(Data extracted from a collection)
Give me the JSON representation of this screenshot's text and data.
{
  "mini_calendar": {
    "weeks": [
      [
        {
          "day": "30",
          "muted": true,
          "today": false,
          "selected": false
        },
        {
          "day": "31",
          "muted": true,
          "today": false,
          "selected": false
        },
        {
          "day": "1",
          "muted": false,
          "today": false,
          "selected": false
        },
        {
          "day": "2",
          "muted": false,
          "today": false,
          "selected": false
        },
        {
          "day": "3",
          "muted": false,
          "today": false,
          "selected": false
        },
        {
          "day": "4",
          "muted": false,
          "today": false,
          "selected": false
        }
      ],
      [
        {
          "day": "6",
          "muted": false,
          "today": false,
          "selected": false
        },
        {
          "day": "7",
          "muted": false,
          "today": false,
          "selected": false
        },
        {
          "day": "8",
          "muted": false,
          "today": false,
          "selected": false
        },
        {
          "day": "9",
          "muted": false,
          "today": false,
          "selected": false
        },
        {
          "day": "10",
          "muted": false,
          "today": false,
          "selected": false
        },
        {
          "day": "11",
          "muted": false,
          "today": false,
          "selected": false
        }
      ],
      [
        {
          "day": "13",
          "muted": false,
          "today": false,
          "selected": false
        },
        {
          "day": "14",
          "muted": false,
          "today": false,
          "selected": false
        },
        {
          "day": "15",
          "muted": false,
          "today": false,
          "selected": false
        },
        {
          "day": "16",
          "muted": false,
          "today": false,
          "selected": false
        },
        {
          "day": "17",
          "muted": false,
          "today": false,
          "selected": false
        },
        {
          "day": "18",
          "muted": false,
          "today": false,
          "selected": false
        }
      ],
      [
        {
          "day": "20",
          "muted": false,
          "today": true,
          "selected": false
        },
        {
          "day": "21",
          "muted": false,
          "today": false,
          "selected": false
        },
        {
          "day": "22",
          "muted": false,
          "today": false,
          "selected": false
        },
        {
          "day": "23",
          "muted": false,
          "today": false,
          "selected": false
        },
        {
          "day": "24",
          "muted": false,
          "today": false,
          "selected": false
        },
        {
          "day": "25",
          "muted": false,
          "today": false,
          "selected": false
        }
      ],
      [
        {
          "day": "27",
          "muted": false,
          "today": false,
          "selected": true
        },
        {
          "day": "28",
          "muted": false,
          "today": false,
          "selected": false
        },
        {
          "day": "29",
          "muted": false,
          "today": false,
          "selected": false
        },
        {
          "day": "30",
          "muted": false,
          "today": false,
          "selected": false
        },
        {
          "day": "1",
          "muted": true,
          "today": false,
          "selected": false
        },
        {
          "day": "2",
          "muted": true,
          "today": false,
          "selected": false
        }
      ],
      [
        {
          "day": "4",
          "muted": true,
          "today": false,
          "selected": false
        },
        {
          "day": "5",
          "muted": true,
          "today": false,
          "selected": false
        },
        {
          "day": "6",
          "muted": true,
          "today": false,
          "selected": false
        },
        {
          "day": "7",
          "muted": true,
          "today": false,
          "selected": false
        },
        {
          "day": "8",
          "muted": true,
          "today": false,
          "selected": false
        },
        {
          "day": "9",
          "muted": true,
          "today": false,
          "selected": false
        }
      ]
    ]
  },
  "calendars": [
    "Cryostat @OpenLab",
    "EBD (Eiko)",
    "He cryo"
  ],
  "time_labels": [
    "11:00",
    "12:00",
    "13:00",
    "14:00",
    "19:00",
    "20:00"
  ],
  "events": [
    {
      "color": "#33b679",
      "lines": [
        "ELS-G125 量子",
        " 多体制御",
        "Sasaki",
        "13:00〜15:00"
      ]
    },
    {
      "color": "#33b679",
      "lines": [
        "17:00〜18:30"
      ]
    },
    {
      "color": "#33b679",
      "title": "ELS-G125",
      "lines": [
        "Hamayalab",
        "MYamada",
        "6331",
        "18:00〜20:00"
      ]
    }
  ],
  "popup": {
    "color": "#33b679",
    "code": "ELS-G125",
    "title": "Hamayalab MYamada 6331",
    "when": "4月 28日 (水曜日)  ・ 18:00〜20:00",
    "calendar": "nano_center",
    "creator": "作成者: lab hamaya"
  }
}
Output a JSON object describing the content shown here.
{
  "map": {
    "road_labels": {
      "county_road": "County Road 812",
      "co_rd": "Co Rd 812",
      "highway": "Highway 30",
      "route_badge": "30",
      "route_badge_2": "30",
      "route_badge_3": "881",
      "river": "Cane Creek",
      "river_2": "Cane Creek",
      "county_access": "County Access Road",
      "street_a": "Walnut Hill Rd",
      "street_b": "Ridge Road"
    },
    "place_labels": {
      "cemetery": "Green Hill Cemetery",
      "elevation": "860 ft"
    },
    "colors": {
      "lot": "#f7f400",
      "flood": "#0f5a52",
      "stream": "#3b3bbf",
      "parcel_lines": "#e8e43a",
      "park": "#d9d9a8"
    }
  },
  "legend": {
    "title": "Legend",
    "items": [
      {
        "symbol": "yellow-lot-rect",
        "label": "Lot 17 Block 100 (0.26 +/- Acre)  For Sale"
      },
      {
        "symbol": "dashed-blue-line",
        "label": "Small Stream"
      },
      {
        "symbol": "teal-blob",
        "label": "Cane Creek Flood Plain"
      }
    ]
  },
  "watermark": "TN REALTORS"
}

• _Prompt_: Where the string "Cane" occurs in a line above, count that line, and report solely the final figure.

• _Final answer_: 3